DIRECTIONS
When you have gone through the records, report how many lines include "brave", giving the number and nothing more.

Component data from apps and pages
-=-=-=-=-
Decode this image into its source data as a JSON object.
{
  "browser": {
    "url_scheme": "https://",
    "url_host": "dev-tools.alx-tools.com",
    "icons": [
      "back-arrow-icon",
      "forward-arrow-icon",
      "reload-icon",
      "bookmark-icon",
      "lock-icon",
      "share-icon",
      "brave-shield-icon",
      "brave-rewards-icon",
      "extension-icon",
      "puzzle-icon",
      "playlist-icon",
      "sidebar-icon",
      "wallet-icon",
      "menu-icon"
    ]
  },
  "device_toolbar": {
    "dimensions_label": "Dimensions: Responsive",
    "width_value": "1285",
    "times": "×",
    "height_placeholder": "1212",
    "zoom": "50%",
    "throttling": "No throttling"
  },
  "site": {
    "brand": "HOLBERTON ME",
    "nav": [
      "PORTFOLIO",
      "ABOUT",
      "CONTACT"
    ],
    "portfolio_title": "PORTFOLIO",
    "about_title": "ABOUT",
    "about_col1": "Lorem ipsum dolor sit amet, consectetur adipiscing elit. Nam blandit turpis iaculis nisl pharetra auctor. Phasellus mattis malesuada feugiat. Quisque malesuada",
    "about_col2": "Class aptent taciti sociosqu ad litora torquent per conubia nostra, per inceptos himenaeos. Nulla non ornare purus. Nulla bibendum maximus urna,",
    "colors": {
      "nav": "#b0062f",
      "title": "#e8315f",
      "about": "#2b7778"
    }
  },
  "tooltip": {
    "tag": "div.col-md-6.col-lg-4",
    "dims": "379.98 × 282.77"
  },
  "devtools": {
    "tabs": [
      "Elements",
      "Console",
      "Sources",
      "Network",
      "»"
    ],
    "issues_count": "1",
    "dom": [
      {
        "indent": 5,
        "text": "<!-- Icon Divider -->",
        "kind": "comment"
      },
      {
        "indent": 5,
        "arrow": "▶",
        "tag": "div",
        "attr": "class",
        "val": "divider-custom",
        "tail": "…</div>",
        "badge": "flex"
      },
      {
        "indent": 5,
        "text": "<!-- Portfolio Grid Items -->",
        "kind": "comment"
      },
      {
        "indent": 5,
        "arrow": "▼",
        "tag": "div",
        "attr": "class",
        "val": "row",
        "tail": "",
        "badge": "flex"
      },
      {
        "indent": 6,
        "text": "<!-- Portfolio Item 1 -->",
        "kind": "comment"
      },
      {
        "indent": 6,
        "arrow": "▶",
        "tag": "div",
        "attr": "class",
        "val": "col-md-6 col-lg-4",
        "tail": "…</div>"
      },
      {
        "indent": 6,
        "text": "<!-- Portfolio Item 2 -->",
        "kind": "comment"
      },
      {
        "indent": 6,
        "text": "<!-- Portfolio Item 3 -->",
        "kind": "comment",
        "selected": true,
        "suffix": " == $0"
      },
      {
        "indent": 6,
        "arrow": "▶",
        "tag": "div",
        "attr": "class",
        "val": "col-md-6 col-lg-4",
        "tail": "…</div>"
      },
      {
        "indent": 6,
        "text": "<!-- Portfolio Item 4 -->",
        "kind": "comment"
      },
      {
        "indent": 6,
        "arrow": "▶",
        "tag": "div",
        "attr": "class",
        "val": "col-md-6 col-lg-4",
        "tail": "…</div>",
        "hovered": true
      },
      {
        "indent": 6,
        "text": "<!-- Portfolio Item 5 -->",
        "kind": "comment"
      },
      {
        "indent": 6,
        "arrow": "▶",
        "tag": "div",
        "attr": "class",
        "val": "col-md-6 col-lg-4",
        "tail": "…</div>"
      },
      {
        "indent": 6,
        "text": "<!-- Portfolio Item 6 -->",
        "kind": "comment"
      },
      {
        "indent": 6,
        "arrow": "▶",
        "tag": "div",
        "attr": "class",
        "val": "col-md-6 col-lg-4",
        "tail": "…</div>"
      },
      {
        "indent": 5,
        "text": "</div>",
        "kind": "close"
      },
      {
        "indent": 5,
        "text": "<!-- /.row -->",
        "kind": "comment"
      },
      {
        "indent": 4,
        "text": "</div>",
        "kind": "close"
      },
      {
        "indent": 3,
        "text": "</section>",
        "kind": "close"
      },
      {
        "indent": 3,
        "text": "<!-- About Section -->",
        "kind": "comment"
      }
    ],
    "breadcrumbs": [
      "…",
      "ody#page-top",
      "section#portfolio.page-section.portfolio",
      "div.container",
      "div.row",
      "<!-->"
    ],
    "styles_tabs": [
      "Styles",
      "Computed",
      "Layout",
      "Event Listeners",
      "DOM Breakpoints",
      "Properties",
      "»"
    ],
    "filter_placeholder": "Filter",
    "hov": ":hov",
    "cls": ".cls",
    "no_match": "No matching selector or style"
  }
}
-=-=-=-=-
RESPONSE FOR THIS EXERCISE
2